Ontario’s flagship program, e-Learning Ontario, proclaims that “The sky is the limit!” in its marketing message , but the reality is markedly different in most Canadian schools. Online learning is very much in vogue, as are futuristic calls for public schools everywhere to embrace “21st Century Learning Skills.” A small band of Information Communication Technologies (ICT) innovators , inspired by futurists like Toronto author Don Tapscott, New Brunswick IT guru William Keirstead, and Vancouver teacher David Wees are certainly out there championing the cause.
My brand new Canadian study covering all provinces and territories , commissioned by the Toronto-based Society for Quality Education, demonstrates that, with the exception of British Columbia, the spread of online learning and virtual schools has stalled and, for the vast majority of Canada’s 5 million K to 12 public school students, “the sky has limits.” http://societyforqualityeducation.org/parents/theskyhaslimits

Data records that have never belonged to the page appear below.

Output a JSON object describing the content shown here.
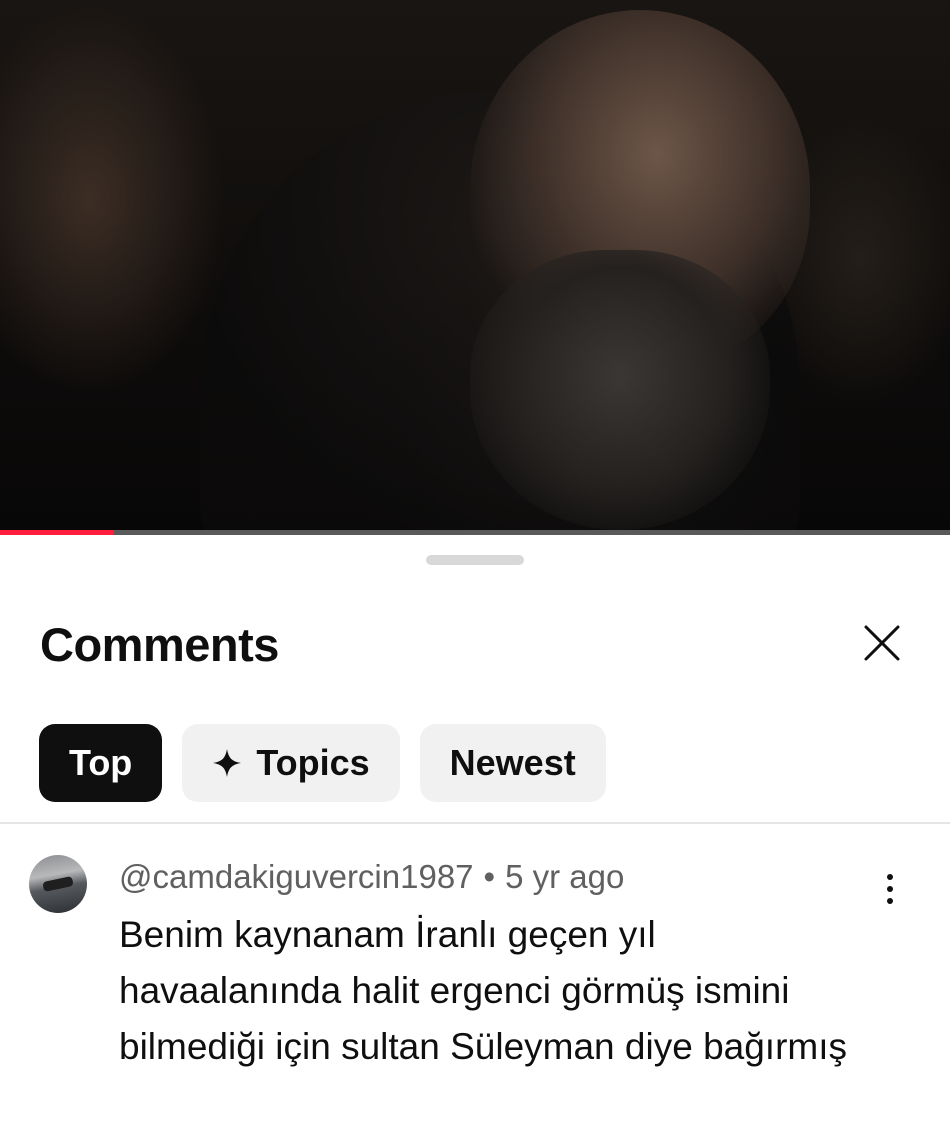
{
  "video": {
    "progress_fraction": 0.12,
    "progress_color": "#ff1f3d"
  },
  "sheet": {
    "title": "Comments",
    "close_icon": "close-icon",
    "tabs": [
      {
        "label": "Top",
        "active": true
      },
      {
        "label": "Topics",
        "icon": "sparkle-icon",
        "active": false
      },
      {
        "label": "Newest",
        "active": false
      }
    ]
  },
  "comments": [
    {
      "author": "@camdakiguvercin1987",
      "separator": "•",
      "time": "5 yr ago",
      "text": "Benim kaynanam İranlı geçen yıl havaalanında halit ergenci görmüş ismini bilmediği için sultan Süleyman diye bağırmış"
    }
  ]
}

Whether it’s Ontario or anywhere except for B.C., ministry of education authorities still remain wedded to modes of teaching and learning circumscribed by the ‘brick and mortar’ model of public schooling. New online learning initiatives are viewed as potential threats to the prevailing status quo, buttressed by a resistant organizational culture, public sector contract entitlements, and regulations designed to contain the spread of e-learning.
After enjoying an initial advantage, Canada has been overtaken by the United States in the rate of growth of online learning over the past two years. In 2010-11, Canadian distance education plateaued at 207,096 students or 4.2% of all students. While online learning continues to grow in British Columbia, the provincial leader with 88,000 enrolled students, those gains are offset by static numbers and losses in other provinces such as New Brunswick and Quebec. http://www.theglobeandmail.com/news/national/canadian-schools-falling-behind-in-online-learning-report-says/article2312713/
America’s leading private enterprise promoting online public schools, K12 Inc., founded in 2000, has expanded into 28 different states, boasts of having delivered over one million online courses to students, and foresees skyrocketing growth . A newly acquired Division of Pearson Education, Connections Education , now operates in 21 states and forecasts unlimited growth potential. In late 2011, The New York Times also flagged the tremendous proliferation of full-day virtual charter schools.
Online learning is now accepted in Canada as a critical component of the future in K-12 education. So why the hesitancy to move forward?
The first instinct of educational policy-makers, senior administrators, and teacher unionists is to monitor, regulate and control the educational domain. While other factors come into play, that reflex reaction is particularly pronounced when it comes to the dynamically changing field of e-learning and the frontier of mobile social media.
Educational officialdom is inclined to speak glowingly about the potential of unlocking “21st Century Skills” in our classrooms. Yet the same key system stakeholders are consumed with promoting educational equity and few recognize the fact that federal infrastructure investments have already ensured that Canada’s poorest communities, such as Labrador, actually enjoy the best access to ICT.
Whether it is Ontario, Nova Scotia, or even Nunavut, educational researchers tend to focus on the so-called “digital divide, promoting quality of access to ITC and seeking to close the “competency gap” faced by students in lower socio-economic or remote communities. Research ventures such as that of Dianne Looker at Mount Saint Vincent University tend to support policy initiatives directed more at bridging the divide than on generating prosperity and unleashing the creative potential of learning technologies. http://www.sshrc-crsh.gc.ca/society-societe/stories-histoires/story-histoire-eng.aspx?story_id=139
Most provincial teacher unions show tepid support for online learning, holding fast to labour contract agreements which effectively limit online learning to a supplemental role in the K-12 public system. Even in B.C., where “distributed learning” is well-advanced, the provincial teachers’ federation remains torn on the question.
The Nova Scotia Teachers Union collective agreement, running to 191-pages, limits innovation with its 11 different clauses specifying the number of days of instruction, program hours, group sizes, and working conditions. Union activists, such as those in the Ontario Secondary School Teachers Federation (OSSTF), pass resolutions to block virtual school initiatives and to hold the line until “equality of service “ can be guaranteed for all students.
Free from public sector constraints, private educational ventures like Virtual High School (Ontario) and Christian Heritage Online School (BC) have jumped-in to fill the need for innovative, online learning school options and are growing by leaps and bounds.
The recent successes of VHS (O) and more than 14 such schools in B.C. directly challenge the ‘one-size-fits-all’ public system in districts where school options were once strictly limited for students and parents. Such “lighthouse school” ventures offer a glimmer of hope that school choice, innovation, and quality, first seeded in Alberta, may yet spread to other Canadian provinces. (Reprinted from SQE Quick Study, January 2012)
Why are Canadian public school systems, with the exception of B.C., lagging in implementing online learning and distance education? What is British Columbia doing that is worthy of emulation? Why are leading IT experts in Canada inclined to accept the status quo in terms of “bricks and mortar” school organization, teachers agreements, and learning boundaries? What can be done to promote more openness and flexibility east of the Rockies?